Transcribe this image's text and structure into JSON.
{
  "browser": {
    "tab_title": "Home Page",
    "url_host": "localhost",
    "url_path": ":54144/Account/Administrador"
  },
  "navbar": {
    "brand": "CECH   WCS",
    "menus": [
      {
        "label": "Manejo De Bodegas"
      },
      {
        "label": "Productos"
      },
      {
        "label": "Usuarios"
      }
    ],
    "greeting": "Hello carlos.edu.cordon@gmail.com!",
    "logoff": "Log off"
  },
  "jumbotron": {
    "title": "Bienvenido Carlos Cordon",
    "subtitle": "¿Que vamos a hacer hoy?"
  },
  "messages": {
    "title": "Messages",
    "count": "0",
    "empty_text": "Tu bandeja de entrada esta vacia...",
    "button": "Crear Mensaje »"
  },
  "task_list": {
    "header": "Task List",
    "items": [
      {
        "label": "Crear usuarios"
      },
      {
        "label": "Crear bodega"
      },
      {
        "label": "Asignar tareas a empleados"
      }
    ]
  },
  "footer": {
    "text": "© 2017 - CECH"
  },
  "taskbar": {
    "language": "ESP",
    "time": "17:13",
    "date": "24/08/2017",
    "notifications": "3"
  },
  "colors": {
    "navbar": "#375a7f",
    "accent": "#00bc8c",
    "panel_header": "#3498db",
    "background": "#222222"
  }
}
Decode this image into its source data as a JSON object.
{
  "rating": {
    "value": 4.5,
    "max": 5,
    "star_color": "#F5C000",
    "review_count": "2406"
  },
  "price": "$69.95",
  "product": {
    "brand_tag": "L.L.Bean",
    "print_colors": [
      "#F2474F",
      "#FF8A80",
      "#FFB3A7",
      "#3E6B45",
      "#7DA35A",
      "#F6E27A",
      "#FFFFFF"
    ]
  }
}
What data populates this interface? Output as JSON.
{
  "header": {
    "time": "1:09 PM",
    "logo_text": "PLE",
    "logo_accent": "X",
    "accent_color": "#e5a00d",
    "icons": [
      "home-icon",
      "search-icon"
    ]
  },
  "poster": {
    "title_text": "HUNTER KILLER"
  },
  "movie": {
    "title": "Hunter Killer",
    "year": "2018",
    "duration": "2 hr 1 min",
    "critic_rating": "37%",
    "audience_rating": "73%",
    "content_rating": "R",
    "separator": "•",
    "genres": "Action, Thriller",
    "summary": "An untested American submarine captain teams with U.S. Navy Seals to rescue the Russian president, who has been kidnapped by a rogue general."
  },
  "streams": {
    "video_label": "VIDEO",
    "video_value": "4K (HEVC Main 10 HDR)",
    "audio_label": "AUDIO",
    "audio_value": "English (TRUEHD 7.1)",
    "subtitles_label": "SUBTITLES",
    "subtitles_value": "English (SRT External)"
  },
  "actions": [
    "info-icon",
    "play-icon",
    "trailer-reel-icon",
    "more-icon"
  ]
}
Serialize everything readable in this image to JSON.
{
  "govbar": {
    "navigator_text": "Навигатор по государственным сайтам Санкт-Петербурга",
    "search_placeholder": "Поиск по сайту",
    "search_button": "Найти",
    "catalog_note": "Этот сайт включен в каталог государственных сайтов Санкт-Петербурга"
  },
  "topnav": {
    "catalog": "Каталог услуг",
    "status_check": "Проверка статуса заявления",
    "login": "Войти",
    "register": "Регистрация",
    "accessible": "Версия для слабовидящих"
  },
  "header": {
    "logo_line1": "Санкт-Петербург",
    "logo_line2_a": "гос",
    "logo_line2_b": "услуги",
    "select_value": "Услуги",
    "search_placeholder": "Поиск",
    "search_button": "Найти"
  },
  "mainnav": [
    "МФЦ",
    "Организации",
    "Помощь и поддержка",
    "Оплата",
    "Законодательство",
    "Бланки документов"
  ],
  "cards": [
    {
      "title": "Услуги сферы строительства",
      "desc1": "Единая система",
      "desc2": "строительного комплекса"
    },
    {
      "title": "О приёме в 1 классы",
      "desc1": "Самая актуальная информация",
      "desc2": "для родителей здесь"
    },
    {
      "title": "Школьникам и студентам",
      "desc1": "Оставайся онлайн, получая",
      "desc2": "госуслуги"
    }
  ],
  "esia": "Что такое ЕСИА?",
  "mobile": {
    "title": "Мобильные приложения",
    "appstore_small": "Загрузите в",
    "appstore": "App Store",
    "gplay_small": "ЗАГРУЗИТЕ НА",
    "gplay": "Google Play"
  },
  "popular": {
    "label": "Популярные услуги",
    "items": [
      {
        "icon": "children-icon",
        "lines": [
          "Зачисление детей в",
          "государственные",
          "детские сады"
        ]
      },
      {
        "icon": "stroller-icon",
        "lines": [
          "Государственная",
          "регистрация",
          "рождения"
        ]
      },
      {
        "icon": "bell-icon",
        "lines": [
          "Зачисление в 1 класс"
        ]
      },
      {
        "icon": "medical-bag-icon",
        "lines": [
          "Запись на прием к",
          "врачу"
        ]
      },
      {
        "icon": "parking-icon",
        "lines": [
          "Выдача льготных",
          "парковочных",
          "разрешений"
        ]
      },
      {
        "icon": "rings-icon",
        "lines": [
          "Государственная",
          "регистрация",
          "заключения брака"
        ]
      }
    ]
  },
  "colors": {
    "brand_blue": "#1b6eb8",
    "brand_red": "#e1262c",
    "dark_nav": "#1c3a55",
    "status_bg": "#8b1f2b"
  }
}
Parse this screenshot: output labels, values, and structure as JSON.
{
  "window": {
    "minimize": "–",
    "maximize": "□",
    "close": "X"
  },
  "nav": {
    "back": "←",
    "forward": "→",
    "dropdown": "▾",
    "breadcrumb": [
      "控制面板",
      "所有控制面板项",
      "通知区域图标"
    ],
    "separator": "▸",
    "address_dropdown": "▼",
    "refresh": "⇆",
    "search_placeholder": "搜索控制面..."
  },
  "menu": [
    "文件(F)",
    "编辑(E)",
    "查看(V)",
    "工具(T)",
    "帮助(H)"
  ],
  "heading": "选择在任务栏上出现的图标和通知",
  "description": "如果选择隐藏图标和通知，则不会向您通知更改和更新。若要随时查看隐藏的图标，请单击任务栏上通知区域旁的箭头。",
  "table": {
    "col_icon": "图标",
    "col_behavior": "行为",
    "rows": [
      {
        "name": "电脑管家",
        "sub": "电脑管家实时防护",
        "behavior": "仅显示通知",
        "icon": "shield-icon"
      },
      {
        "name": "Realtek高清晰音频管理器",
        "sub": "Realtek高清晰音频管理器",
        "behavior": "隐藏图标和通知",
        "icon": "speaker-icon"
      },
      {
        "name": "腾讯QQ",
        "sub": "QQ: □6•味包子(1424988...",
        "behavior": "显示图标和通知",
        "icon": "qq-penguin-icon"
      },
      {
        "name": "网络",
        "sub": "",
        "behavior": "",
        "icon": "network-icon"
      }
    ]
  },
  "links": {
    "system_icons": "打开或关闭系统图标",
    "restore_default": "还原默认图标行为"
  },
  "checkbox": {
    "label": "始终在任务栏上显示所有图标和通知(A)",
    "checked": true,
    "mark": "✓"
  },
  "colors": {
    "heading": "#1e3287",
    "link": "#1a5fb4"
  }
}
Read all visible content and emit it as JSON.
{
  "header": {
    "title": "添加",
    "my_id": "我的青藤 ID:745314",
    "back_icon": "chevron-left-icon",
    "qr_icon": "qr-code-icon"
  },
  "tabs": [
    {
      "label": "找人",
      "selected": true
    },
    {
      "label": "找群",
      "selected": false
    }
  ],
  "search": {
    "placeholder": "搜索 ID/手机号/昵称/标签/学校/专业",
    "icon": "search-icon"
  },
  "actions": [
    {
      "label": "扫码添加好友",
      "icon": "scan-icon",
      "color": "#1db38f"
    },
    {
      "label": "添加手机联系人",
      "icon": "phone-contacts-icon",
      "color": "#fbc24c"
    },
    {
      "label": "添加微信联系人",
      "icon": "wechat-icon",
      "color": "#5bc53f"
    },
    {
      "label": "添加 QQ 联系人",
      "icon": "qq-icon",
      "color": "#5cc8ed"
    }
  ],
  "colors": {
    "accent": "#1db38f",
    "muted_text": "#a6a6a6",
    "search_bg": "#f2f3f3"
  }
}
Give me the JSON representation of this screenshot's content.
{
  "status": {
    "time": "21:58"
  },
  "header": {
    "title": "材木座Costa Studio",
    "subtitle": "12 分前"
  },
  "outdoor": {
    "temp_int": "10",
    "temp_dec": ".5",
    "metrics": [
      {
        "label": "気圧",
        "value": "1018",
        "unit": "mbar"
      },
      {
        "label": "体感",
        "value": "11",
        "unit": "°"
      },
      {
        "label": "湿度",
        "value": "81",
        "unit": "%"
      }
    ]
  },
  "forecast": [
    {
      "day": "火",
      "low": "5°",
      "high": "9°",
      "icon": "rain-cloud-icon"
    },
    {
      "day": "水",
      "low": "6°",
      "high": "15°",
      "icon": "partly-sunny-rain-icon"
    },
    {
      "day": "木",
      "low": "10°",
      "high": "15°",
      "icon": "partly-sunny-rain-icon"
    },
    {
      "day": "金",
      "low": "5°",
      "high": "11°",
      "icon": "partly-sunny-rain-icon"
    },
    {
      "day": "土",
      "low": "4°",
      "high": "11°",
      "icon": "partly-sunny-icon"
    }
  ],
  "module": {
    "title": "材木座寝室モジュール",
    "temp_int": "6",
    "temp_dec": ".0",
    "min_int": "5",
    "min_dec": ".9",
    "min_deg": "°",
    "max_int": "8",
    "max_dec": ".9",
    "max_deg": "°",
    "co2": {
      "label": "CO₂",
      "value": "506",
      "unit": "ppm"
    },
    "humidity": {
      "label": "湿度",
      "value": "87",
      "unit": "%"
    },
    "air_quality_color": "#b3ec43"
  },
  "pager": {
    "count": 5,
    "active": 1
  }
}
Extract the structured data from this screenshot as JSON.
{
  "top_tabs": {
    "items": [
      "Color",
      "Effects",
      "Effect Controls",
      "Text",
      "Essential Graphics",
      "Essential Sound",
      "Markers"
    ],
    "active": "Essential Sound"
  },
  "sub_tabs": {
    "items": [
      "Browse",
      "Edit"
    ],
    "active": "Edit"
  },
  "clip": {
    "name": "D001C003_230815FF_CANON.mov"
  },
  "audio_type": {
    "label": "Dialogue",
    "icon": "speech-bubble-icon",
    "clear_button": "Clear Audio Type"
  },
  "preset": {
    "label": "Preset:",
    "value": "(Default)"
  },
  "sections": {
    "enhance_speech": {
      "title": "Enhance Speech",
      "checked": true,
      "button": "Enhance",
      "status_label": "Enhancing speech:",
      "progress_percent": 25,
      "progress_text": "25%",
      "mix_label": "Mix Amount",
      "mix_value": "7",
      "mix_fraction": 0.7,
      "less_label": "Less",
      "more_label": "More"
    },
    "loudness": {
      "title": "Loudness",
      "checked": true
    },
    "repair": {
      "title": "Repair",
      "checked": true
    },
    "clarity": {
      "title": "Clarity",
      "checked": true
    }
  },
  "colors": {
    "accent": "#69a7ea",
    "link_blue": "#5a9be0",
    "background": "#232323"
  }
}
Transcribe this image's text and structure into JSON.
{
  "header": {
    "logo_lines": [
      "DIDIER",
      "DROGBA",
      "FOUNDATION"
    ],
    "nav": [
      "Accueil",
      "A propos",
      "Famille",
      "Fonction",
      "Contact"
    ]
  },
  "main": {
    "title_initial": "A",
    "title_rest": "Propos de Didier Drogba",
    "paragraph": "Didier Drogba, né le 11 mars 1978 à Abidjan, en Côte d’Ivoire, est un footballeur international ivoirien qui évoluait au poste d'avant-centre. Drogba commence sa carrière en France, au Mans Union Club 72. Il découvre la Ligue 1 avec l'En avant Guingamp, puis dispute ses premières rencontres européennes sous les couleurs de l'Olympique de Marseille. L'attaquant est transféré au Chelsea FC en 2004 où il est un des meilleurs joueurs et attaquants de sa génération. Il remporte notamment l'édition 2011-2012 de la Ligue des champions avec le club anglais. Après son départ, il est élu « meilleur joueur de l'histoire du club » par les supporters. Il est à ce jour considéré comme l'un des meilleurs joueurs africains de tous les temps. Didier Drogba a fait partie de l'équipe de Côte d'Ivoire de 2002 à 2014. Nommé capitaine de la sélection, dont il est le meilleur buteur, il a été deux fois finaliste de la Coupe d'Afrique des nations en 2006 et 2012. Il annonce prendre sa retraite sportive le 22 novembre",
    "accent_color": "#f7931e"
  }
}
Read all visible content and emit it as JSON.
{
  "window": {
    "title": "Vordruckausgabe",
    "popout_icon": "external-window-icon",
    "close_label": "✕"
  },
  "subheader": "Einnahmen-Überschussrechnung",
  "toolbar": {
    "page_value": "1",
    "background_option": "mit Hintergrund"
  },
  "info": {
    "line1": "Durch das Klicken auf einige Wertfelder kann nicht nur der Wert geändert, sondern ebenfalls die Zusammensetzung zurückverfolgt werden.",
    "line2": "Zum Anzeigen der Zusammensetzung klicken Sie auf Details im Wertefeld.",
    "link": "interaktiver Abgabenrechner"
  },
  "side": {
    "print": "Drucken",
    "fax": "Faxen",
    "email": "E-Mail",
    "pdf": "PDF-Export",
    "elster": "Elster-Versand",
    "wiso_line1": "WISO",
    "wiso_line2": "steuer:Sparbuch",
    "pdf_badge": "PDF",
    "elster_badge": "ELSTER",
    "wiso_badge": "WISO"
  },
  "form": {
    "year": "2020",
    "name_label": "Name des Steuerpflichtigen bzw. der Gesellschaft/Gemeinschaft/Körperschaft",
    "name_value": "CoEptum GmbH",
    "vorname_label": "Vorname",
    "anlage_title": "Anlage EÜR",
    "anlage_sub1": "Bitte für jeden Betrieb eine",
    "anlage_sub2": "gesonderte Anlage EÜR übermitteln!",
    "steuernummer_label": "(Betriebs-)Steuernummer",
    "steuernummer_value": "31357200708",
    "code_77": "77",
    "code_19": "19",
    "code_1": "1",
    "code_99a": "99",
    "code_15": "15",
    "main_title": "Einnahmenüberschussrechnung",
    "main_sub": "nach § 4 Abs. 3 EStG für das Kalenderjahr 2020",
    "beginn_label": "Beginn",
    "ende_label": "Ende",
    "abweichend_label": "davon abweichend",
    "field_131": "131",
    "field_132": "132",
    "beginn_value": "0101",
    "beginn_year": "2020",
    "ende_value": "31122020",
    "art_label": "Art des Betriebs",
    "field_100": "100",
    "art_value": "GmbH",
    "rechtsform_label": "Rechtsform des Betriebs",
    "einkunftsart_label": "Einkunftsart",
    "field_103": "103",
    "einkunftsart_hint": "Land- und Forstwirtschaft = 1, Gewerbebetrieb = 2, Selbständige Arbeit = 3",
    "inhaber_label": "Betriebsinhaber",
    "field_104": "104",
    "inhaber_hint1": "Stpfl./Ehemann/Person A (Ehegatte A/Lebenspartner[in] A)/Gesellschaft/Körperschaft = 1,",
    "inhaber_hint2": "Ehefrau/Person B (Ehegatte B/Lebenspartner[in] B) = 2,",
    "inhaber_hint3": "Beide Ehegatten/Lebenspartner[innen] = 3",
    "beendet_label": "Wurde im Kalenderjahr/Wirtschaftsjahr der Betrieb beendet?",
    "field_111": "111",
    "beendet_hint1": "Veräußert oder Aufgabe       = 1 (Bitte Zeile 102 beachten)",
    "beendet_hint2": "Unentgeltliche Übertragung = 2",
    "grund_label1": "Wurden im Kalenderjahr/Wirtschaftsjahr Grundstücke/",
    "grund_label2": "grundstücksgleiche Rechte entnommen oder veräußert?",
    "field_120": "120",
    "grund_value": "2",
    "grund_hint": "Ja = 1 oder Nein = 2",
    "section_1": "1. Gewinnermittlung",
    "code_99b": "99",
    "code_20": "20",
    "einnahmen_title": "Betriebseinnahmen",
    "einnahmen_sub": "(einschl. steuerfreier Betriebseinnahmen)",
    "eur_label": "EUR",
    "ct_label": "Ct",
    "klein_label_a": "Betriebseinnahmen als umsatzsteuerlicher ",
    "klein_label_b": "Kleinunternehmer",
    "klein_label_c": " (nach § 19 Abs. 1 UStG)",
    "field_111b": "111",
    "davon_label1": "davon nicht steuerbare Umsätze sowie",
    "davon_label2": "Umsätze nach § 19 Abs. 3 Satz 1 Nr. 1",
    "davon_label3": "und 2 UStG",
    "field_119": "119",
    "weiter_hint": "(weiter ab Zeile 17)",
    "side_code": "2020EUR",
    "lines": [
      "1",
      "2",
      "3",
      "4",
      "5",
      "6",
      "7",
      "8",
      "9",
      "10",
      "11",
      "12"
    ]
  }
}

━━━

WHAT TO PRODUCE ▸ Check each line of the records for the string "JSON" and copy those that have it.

YOUR SOLUTION ▸
Transcribe this image's text and structure into JSON.
Decode this image into its source data as a JSON object.
What data populates this interface? Output as JSON.
Serialize everything readable in this image to JSON.
Parse this screenshot: output labels, values, and structure as JSON.
Read all visible content and emit it as JSON.
Give me the JSON representation of this screenshot's content.
Extract the structured data from this screenshot as JSON.
Transcribe this image's text and structure into JSON.
Read all visible content and emit it as JSON.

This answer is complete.